Hence, the burden to the work of teachers and educators of all types is considerable – they have to figure out whether a specific resource is copyright-protected or not, whom to contact for permission, wait for a response, see if any costs will be involved, etc., or face anxiety for being fined should they choose to bypass copyright. This situation, with the limits that it puts on the learning experience, contradicts the imperative to provide a high quality provision of education and lifelong lifelong in Europe.
GM: Which parts of the proposed EU Copyright Directive particularly concern you and your organisation, and why? What are the problems?
DL: Article 4 of the Copyright Directive pertaining to the mandatory exception for education is of major concern for LLLP and its members. The proposal grants the exception only to formal education establishments, which is an outdated approach given that the future of learning lies in accessing it anytime, anywhere and delivered in a variety of spaces beyond the classroom.
Moreover, the provision for licensing schemes – overriding the education exception – that the proposal allows Member States to set in place, creates a dangerous precedent because it will cause further uncertainty for educators, not to mention potentially unaffordable costs. Many educational institutions, both formal and non-formal such as NGOs, adult learning centres or other small community-based organisations, are ill placed to negotiate a licence contract or are not even able to consider the possibility of purchasing a licence due to limited resources.
A further problem is the potential implications for the cross-border exchange of educational resources. The proposal would restrict access to materials to a “secure electronic environment” to which only the students and teachers of the specific educational establishment would have access. This goes against the reality that many teachers are constantly and very gladly sharing their own materials with their peers from other institutions and in other European countries.

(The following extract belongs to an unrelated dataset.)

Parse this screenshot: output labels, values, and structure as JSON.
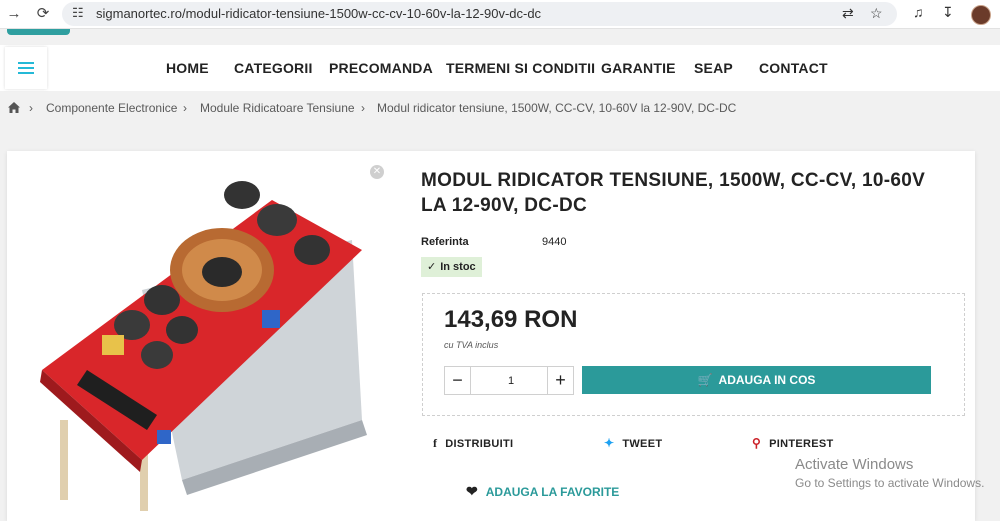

GM: What would you like to see happen with those parts?
DL: Article 4 needs to be re-thought from the perspective of how it can serve as an enabler, not a barrier to high quality education. We would therefore prefer to see a comprehensive exception that applies to the educational purpose underpinning the use of copyright-protected material, rather than the type of user providing the education; that covers both digital and non-digital educational activities; that cannot be superseded by licensing arrangements; and that also supports the cross-border exchange of educational materials.
GM: What do you think might happen in the EU lifelong learning field if these problems aren’t resolved?
DL: I am afraid that it will lead to more frustration and uncertainty for teachers and educators and, worst of all, contribute to the growing trend of commercialising the learning experience. Education in all its forms is a public good and the proposed Directive risks to undermine that.
GM: Any other comments?
DL: Just to conclude by stressing again that in the copyright debate EU policymakers need to recognise the nature of education and lifelong learning in the 21st century – the fact that it occurs across borders, across a variety of spaces and is provided by a diverse range of actors. The new directive should adapt to that reality, balancing the rights of copyright owners with the public interest of helping education in all its diversity to move forwards, not backwards.